* _Required work_
Where does "code" appear in the data? Return each line that holds it.

::: Exercise inputs :::

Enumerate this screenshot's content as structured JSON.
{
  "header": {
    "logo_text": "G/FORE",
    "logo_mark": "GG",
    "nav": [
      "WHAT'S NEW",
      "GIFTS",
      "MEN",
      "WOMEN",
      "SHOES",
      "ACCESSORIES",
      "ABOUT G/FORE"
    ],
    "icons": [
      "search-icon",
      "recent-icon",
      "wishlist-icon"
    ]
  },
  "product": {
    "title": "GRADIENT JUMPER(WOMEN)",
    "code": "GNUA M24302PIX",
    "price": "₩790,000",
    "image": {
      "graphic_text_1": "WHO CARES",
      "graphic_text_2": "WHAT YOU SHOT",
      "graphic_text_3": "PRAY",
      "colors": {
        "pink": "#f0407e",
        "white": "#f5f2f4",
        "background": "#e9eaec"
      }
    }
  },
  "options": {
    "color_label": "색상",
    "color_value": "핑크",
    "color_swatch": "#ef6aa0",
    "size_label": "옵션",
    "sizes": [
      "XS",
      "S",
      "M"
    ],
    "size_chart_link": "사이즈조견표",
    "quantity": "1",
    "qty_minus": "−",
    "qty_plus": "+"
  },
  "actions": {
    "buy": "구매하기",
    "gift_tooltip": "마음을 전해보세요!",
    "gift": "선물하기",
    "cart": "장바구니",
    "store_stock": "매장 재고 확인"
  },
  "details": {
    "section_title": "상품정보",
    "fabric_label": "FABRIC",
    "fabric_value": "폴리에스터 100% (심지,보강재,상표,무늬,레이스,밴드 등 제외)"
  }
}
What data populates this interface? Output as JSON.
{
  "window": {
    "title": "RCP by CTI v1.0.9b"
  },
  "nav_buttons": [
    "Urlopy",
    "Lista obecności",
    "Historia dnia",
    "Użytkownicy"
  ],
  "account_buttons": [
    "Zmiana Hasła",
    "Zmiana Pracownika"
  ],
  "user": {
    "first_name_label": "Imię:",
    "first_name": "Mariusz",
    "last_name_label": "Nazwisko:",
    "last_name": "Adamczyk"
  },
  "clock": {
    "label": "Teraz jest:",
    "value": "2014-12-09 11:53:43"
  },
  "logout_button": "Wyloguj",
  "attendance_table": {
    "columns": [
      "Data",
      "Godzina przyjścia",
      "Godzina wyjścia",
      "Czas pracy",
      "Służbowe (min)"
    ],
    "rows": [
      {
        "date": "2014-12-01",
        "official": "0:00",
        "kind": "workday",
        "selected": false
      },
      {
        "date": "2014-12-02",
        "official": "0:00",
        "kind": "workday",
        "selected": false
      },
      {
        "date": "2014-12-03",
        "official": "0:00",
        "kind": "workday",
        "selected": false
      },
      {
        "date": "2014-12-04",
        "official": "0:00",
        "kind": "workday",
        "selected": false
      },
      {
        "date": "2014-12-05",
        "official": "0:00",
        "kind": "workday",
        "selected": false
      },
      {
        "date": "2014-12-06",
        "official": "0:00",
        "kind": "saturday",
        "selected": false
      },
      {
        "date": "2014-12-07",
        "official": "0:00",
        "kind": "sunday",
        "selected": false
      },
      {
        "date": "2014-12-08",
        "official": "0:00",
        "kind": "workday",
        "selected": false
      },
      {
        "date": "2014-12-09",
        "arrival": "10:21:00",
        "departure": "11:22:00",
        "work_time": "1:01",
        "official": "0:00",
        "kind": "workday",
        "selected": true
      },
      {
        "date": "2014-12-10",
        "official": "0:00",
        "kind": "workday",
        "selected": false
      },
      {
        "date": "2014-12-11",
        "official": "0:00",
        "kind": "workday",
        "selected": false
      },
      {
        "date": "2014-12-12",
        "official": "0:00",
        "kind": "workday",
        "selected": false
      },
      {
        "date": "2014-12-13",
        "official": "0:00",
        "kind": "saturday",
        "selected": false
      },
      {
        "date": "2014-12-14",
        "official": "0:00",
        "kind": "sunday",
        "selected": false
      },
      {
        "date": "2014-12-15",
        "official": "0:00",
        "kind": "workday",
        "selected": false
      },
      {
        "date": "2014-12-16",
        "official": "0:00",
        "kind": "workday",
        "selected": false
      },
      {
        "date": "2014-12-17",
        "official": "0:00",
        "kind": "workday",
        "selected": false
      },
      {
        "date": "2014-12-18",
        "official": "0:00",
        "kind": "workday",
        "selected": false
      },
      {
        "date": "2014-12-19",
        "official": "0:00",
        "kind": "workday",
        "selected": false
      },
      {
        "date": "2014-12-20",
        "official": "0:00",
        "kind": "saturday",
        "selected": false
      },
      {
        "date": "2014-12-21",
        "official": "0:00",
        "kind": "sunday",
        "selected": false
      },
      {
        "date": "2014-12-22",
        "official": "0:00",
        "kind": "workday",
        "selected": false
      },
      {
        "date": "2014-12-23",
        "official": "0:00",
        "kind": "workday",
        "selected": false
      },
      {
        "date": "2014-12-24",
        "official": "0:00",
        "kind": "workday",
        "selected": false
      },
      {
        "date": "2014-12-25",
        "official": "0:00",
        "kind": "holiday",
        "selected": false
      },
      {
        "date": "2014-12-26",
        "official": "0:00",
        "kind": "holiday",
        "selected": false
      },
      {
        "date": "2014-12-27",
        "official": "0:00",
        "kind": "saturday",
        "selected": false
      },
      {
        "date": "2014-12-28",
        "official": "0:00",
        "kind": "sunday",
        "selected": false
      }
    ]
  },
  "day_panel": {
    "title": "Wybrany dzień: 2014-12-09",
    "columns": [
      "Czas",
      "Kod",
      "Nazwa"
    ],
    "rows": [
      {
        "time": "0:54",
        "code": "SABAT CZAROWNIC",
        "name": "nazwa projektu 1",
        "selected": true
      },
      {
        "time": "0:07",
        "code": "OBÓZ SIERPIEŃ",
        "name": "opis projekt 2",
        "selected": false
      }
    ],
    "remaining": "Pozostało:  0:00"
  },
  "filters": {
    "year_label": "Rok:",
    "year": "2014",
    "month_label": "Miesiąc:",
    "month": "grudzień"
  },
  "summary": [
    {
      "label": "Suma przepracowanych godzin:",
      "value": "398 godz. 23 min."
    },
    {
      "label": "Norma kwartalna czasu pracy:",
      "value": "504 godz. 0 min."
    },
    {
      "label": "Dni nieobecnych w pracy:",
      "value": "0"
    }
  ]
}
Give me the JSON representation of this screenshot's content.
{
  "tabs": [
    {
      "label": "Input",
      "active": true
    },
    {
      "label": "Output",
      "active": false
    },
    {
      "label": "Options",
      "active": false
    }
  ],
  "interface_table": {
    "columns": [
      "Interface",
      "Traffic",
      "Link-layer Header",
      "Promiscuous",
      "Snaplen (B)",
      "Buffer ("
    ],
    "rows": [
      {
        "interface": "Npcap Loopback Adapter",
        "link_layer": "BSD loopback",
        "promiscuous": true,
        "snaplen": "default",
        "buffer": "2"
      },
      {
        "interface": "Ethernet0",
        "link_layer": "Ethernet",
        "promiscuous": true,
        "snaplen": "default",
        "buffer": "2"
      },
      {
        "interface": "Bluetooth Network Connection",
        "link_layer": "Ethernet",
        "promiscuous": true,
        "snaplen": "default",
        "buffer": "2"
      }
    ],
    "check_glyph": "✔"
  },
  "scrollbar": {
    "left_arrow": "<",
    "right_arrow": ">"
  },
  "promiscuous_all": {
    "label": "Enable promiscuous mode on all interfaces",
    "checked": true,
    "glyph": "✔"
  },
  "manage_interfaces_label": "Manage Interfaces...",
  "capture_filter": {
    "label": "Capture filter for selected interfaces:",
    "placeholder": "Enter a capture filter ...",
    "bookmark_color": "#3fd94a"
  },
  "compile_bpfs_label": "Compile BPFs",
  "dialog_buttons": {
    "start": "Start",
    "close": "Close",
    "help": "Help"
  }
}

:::

* _Solution to this exercise_
    "code": "GNUA M24302PIX",
        "code": "SABAT CZAROWNIC",
        "code": "OBÓZ SIERPIEŃ",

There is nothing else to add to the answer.